EXERCISE DIRECTIONS ::
Your job is to return every line in the data holding the string "kind".
──────── DATASET RECORDS
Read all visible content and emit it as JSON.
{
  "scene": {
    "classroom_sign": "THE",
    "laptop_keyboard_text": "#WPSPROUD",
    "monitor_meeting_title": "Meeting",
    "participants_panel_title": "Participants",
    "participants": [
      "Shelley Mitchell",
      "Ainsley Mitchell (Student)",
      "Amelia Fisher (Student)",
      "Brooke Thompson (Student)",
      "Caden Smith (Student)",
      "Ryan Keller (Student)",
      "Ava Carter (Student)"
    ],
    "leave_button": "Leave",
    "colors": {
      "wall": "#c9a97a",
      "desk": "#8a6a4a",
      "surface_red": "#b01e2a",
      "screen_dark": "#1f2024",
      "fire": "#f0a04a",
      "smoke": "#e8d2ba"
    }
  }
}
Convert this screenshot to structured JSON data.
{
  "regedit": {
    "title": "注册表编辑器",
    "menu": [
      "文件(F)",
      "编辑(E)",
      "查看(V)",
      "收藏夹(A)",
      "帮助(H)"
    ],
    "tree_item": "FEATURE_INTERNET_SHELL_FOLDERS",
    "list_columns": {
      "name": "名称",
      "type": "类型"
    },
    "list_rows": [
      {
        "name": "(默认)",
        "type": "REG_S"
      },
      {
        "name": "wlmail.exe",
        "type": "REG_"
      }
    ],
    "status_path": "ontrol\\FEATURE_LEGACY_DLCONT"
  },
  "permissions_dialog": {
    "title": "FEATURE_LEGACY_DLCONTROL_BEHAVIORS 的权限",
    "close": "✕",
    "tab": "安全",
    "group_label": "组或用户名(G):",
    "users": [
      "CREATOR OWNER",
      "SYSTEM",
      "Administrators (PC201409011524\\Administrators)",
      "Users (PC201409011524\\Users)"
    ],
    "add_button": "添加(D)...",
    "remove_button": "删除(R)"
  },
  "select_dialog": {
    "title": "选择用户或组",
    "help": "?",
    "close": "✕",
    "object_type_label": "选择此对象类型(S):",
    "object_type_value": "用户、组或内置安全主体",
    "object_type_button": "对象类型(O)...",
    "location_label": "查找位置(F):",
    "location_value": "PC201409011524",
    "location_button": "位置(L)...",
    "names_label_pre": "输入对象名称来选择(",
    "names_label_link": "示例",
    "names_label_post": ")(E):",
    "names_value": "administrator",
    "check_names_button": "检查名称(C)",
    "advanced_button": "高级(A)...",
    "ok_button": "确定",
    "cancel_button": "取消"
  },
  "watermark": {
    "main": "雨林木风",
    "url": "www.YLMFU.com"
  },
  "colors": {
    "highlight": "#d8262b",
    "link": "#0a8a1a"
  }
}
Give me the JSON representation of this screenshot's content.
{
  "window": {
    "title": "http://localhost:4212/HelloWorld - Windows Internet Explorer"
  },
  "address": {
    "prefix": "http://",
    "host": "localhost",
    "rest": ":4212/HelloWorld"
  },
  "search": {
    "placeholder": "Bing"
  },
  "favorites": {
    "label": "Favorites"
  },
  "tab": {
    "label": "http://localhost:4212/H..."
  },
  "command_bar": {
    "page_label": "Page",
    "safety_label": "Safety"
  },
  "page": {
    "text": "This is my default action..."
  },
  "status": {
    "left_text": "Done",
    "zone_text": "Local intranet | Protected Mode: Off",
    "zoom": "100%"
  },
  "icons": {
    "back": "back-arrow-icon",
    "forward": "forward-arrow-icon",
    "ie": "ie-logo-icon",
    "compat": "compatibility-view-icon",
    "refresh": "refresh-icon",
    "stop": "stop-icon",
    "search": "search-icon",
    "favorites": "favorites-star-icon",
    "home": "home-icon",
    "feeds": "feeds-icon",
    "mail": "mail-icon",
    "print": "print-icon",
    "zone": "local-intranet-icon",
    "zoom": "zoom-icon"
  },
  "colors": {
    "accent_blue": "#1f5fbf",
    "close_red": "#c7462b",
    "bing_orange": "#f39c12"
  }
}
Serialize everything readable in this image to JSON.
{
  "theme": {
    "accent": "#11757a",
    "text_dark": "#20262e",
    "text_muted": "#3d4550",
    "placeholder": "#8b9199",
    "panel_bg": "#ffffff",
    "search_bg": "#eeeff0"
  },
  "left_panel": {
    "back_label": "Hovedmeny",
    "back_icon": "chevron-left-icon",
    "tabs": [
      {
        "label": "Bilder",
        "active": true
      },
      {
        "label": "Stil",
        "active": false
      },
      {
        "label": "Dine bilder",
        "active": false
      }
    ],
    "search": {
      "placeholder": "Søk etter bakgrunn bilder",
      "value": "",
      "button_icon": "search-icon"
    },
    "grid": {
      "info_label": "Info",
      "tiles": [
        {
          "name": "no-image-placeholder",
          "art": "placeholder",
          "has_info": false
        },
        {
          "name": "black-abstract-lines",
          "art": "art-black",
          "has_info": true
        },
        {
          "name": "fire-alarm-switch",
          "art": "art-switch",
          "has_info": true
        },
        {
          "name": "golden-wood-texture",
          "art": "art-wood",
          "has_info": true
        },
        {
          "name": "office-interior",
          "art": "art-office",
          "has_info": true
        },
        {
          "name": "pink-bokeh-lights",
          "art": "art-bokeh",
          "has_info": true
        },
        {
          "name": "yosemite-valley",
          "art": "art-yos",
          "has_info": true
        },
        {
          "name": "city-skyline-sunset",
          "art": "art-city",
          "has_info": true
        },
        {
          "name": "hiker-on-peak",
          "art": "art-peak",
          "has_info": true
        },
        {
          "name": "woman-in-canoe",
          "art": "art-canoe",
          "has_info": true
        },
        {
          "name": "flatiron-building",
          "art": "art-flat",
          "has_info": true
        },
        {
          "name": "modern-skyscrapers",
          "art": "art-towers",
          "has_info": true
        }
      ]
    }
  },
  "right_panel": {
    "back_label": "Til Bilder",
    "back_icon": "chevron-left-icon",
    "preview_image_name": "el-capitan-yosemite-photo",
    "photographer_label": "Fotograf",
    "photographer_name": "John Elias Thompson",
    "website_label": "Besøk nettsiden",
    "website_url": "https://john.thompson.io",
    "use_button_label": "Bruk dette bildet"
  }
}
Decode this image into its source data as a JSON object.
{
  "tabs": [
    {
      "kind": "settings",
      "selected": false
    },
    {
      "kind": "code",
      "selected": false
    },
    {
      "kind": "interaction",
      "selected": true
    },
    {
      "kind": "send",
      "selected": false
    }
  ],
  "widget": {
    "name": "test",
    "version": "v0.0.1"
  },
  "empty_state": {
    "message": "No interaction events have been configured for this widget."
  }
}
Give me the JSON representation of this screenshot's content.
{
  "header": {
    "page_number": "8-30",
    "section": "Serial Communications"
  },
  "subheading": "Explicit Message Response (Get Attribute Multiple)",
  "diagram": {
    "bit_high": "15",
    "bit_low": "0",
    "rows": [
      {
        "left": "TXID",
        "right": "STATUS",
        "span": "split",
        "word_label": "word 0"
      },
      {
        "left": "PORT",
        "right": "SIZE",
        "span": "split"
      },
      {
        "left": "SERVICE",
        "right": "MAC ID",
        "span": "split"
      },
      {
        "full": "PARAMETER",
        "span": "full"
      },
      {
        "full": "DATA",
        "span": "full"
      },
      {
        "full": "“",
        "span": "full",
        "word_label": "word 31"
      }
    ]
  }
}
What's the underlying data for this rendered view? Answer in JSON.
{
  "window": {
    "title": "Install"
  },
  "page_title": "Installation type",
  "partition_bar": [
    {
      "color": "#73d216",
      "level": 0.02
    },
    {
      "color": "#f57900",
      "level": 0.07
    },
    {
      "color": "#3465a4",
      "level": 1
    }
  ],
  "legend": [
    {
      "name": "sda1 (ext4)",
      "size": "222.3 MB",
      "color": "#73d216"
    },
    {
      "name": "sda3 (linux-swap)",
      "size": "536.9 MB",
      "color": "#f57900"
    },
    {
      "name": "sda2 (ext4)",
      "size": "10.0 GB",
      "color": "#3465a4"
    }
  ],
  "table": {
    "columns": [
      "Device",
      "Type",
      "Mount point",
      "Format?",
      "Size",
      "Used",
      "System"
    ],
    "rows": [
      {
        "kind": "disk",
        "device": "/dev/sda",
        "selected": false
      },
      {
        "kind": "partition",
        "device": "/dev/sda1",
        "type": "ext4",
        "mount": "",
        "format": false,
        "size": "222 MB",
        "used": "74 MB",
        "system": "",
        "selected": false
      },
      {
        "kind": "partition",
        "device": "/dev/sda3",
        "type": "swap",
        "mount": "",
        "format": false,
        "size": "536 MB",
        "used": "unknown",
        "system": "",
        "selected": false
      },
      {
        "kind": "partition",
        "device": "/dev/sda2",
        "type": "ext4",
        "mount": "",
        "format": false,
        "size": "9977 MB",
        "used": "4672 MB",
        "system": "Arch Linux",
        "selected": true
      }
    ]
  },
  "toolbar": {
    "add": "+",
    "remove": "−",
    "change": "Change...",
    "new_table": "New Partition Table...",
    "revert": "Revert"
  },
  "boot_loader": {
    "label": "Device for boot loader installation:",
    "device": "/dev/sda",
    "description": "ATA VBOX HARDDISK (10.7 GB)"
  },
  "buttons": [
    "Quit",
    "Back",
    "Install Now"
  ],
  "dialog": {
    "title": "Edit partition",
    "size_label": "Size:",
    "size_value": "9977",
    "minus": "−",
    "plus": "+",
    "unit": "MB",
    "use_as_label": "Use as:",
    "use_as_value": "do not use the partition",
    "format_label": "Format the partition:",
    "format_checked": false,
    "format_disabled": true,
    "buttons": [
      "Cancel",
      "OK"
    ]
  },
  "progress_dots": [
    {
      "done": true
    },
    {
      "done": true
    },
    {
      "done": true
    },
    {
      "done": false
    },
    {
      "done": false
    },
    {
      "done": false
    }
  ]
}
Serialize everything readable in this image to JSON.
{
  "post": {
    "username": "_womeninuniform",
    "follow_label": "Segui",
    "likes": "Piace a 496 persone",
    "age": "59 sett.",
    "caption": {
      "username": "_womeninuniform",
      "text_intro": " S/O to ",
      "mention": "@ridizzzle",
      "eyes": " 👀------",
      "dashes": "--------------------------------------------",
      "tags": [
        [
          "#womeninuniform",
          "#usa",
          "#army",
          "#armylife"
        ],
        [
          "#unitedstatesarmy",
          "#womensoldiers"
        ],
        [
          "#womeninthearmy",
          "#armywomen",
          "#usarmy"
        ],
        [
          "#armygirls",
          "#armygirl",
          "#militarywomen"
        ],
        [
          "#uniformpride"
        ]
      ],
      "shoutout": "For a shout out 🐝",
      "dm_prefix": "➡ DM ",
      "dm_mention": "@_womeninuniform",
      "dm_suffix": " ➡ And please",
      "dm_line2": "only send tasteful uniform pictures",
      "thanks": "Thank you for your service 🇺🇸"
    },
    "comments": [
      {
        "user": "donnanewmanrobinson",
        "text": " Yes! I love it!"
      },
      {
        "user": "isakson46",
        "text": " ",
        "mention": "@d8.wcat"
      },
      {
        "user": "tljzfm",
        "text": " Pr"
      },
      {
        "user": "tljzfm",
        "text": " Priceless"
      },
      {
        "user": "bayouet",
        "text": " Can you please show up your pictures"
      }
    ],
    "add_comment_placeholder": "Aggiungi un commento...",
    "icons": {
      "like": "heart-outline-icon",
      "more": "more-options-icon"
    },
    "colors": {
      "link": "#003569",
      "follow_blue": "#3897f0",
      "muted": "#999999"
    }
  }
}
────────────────
OUTPUT FOR THIS EXERCISE ::
      "kind": "settings",
      "kind": "code",
      "kind": "interaction",
      "kind": "send",
        "kind": "disk",
        "kind": "partition",
        "kind": "partition",
        "kind": "partition",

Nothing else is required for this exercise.